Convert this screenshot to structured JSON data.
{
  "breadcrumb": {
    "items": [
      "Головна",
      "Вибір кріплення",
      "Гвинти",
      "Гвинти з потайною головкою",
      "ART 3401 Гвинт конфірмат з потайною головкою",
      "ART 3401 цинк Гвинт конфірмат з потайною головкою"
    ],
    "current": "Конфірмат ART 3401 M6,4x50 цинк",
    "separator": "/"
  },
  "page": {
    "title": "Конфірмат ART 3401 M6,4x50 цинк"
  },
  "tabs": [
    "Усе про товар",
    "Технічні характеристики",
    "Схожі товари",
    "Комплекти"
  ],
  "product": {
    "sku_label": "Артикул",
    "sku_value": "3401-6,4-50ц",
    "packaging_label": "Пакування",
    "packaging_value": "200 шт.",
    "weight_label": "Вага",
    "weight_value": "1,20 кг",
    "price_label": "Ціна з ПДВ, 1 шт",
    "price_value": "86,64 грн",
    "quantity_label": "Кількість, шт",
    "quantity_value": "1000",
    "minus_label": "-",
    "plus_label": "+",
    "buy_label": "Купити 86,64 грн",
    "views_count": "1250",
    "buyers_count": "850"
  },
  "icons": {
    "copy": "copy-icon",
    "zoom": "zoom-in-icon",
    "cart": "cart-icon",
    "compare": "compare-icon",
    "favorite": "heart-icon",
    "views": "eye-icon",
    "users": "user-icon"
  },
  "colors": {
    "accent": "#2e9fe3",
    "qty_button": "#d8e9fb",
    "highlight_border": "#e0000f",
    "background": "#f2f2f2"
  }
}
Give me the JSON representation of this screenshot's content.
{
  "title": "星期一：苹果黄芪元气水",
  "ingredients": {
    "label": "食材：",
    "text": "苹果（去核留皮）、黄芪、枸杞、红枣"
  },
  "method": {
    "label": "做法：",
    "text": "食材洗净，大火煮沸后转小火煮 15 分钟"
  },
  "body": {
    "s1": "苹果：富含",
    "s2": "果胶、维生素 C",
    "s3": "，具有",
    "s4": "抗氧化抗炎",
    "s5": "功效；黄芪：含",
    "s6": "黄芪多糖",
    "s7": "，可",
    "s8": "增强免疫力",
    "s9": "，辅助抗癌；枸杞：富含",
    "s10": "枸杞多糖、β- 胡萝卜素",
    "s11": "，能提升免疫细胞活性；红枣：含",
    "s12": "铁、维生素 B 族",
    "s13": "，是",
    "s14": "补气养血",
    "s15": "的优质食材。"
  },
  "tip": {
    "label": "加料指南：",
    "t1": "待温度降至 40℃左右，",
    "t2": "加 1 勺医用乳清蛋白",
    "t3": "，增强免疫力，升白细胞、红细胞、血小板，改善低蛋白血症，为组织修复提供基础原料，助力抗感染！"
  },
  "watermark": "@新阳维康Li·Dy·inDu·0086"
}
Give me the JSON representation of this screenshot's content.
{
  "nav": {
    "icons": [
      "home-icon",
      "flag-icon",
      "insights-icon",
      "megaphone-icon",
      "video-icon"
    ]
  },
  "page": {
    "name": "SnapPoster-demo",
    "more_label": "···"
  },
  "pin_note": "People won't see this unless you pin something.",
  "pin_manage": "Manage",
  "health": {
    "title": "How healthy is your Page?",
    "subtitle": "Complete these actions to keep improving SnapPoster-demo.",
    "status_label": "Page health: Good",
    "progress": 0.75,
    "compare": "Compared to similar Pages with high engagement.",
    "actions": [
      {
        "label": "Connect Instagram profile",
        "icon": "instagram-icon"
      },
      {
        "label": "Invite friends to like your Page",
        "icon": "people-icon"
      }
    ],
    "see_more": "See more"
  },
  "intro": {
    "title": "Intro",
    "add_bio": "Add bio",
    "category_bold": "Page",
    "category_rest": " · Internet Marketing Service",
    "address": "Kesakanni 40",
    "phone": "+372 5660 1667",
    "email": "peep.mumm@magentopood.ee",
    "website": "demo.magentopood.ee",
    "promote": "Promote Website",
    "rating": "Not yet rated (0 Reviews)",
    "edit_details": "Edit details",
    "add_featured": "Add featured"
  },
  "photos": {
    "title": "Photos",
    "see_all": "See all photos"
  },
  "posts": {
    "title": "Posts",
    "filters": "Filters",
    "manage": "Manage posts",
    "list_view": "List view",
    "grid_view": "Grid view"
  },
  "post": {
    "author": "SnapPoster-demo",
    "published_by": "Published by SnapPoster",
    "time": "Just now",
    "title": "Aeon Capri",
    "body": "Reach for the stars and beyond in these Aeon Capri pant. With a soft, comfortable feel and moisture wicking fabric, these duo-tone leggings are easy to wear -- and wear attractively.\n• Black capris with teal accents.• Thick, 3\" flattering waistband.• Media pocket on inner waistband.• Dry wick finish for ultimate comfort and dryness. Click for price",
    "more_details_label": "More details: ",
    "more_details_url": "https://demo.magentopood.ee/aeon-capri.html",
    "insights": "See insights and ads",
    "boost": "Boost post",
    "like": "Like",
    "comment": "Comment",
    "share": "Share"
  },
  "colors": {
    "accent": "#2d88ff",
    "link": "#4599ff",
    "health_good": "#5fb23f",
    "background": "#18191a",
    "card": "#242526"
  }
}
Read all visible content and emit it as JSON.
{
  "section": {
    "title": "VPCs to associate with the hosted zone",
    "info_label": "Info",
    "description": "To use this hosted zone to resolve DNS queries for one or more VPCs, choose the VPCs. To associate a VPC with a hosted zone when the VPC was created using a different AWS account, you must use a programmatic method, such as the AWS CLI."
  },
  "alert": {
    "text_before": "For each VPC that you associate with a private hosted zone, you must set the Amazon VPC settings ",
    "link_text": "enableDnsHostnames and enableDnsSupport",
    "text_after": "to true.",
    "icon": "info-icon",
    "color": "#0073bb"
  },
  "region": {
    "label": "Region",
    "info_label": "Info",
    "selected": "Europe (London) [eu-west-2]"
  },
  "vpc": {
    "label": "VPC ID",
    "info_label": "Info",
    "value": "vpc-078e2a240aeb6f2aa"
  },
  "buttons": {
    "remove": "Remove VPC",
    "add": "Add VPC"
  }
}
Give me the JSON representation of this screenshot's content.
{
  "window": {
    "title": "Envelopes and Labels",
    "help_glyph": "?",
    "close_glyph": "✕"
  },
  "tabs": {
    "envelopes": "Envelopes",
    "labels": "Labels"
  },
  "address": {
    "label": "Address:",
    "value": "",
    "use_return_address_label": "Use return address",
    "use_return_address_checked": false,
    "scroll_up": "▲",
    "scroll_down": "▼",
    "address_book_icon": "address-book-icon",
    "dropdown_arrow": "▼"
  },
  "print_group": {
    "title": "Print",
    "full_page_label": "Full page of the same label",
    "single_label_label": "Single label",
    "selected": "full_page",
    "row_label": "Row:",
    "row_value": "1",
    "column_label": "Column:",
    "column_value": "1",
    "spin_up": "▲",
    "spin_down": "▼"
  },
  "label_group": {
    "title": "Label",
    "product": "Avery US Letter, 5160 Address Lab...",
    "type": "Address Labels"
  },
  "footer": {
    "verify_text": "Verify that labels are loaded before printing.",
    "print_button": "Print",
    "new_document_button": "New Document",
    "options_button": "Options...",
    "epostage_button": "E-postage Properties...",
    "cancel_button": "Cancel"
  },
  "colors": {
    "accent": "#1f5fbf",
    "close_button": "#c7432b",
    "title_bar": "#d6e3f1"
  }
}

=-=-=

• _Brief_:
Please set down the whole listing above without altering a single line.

• _Written solution_:
Convert this screenshot to structured JSON data.
{
  "breadcrumb": {
    "items": [
      "Головна",
      "Вибір кріплення",
      "Гвинти",
      "Гвинти з потайною головкою",
      "ART 3401 Гвинт конфірмат з потайною головкою",
      "ART 3401 цинк Гвинт конфірмат з потайною головкою"
    ],
    "current": "Конфірмат ART 3401 M6,4x50 цинк",
    "separator": "/"
  },
  "page": {
    "title": "Конфірмат ART 3401 M6,4x50 цинк"
  },
  "tabs": [
    "Усе про товар",
    "Технічні характеристики",
    "Схожі товари",
    "Комплекти"
  ],
  "product": {
    "sku_label": "Артикул",
    "sku_value": "3401-6,4-50ц",
    "packaging_label": "Пакування",
    "packaging_value": "200 шт.",
    "weight_label": "Вага",
    "weight_value": "1,20 кг",
    "price_label": "Ціна з ПДВ, 1 шт",
    "price_value": "86,64 грн",
    "quantity_label": "Кількість, шт",
    "quantity_value": "1000",
    "minus_label": "-",
    "plus_label": "+",
    "buy_label": "Купити 86,64 грн",
    "views_count": "1250",
    "buyers_count": "850"
  },
  "icons": {
    "copy": "copy-icon",
    "zoom": "zoom-in-icon",
    "cart": "cart-icon",
    "compare": "compare-icon",
    "favorite": "heart-icon",
    "views": "eye-icon",
    "users": "user-icon"
  },
  "colors": {
    "accent": "#2e9fe3",
    "qty_button": "#d8e9fb",
    "highlight_border": "#e0000f",
    "background": "#f2f2f2"
  }
}
Give me the JSON representation of this screenshot's content.
{
  "title": "星期一：苹果黄芪元气水",
  "ingredients": {
    "label": "食材：",
    "text": "苹果（去核留皮）、黄芪、枸杞、红枣"
  },
  "method": {
    "label": "做法：",
    "text": "食材洗净，大火煮沸后转小火煮 15 分钟"
  },
  "body": {
    "s1": "苹果：富含",
    "s2": "果胶、维生素 C",
    "s3": "，具有",
    "s4": "抗氧化抗炎",
    "s5": "功效；黄芪：含",
    "s6": "黄芪多糖",
    "s7": "，可",
    "s8": "增强免疫力",
    "s9": "，辅助抗癌；枸杞：富含",
    "s10": "枸杞多糖、β- 胡萝卜素",
    "s11": "，能提升免疫细胞活性；红枣：含",
    "s12": "铁、维生素 B 族",
    "s13": "，是",
    "s14": "补气养血",
    "s15": "的优质食材。"
  },
  "tip": {
    "label": "加料指南：",
    "t1": "待温度降至 40℃左右，",
    "t2": "加 1 勺医用乳清蛋白",
    "t3": "，增强免疫力，升白细胞、红细胞、血小板，改善低蛋白血症，为组织修复提供基础原料，助力抗感染！"
  },
  "watermark": "@新阳维康Li·Dy·inDu·0086"
}
Give me the JSON representation of this screenshot's content.
{
  "nav": {
    "icons": [
      "home-icon",
      "flag-icon",
      "insights-icon",
      "megaphone-icon",
      "video-icon"
    ]
  },
  "page": {
    "name": "SnapPoster-demo",
    "more_label": "···"
  },
  "pin_note": "People won't see this unless you pin something.",
  "pin_manage": "Manage",
  "health": {
    "title": "How healthy is your Page?",
    "subtitle": "Complete these actions to keep improving SnapPoster-demo.",
    "status_label": "Page health: Good",
    "progress": 0.75,
    "compare": "Compared to similar Pages with high engagement.",
    "actions": [
      {
        "label": "Connect Instagram profile",
        "icon": "instagram-icon"
      },
      {
        "label": "Invite friends to like your Page",
        "icon": "people-icon"
      }
    ],
    "see_more": "See more"
  },
  "intro": {
    "title": "Intro",
    "add_bio": "Add bio",
    "category_bold": "Page",
    "category_rest": " · Internet Marketing Service",
    "address": "Kesakanni 40",
    "phone": "+372 5660 1667",
    "email": "peep.mumm@magentopood.ee",
    "website": "demo.magentopood.ee",
    "promote": "Promote Website",
    "rating": "Not yet rated (0 Reviews)",
    "edit_details": "Edit details",
    "add_featured": "Add featured"
  },
  "photos": {
    "title": "Photos",
    "see_all": "See all photos"
  },
  "posts": {
    "title": "Posts",
    "filters": "Filters",
    "manage": "Manage posts",
    "list_view": "List view",
    "grid_view": "Grid view"
  },
  "post": {
    "author": "SnapPoster-demo",
    "published_by": "Published by SnapPoster",
    "time": "Just now",
    "title": "Aeon Capri",
    "body": "Reach for the stars and beyond in these Aeon Capri pant. With a soft, comfortable feel and moisture wicking fabric, these duo-tone leggings are easy to wear -- and wear attractively.\n• Black capris with teal accents.• Thick, 3\" flattering waistband.• Media pocket on inner waistband.• Dry wick finish for ultimate comfort and dryness. Click for price",
    "more_details_label": "More details: ",
    "more_details_url": "https://demo.magentopood.ee/aeon-capri.html",
    "insights": "See insights and ads",
    "boost": "Boost post",
    "like": "Like",
    "comment": "Comment",
    "share": "Share"
  },
  "colors": {
    "accent": "#2d88ff",
    "link": "#4599ff",
    "health_good": "#5fb23f",
    "background": "#18191a",
    "card": "#242526"
  }
}
Read all visible content and emit it as JSON.
{
  "section": {
    "title": "VPCs to associate with the hosted zone",
    "info_label": "Info",
    "description": "To use this hosted zone to resolve DNS queries for one or more VPCs, choose the VPCs. To associate a VPC with a hosted zone when the VPC was created using a different AWS account, you must use a programmatic method, such as the AWS CLI."
  },
  "alert": {
    "text_before": "For each VPC that you associate with a private hosted zone, you must set the Amazon VPC settings ",
    "link_text": "enableDnsHostnames and enableDnsSupport",
    "text_after": "to true.",
    "icon": "info-icon",
    "color": "#0073bb"
  },
  "region": {
    "label": "Region",
    "info_label": "Info",
    "selected": "Europe (London) [eu-west-2]"
  },
  "vpc": {
    "label": "VPC ID",
    "info_label": "Info",
    "value": "vpc-078e2a240aeb6f2aa"
  },
  "buttons": {
    "remove": "Remove VPC",
    "add": "Add VPC"
  }
}
Give me the JSON representation of this screenshot's content.
{
  "window": {
    "title": "Envelopes and Labels",
    "help_glyph": "?",
    "close_glyph": "✕"
  },
  "tabs": {
    "envelopes": "Envelopes",
    "labels": "Labels"
  },
  "address": {
    "label": "Address:",
    "value": "",
    "use_return_address_label": "Use return address",
    "use_return_address_checked": false,
    "scroll_up": "▲",
    "scroll_down": "▼",
    "address_book_icon": "address-book-icon",
    "dropdown_arrow": "▼"
  },
  "print_group": {
    "title": "Print",
    "full_page_label": "Full page of the same label",
    "single_label_label": "Single label",
    "selected": "full_page",
    "row_label": "Row:",
    "row_value": "1",
    "column_label": "Column:",
    "column_value": "1",
    "spin_up": "▲",
    "spin_down": "▼"
  },
  "label_group": {
    "title": "Label",
    "product": "Avery US Letter, 5160 Address Lab...",
    "type": "Address Labels"
  },
  "footer": {
    "verify_text": "Verify that labels are loaded before printing.",
    "print_button": "Print",
    "new_document_button": "New Document",
    "options_button": "Options...",
    "epostage_button": "E-postage Properties...",
    "cancel_button": "Cancel"
  },
  "colors": {
    "accent": "#1f5fbf",
    "close_button": "#c7432b",
    "title_bar": "#d6e3f1"
  }
}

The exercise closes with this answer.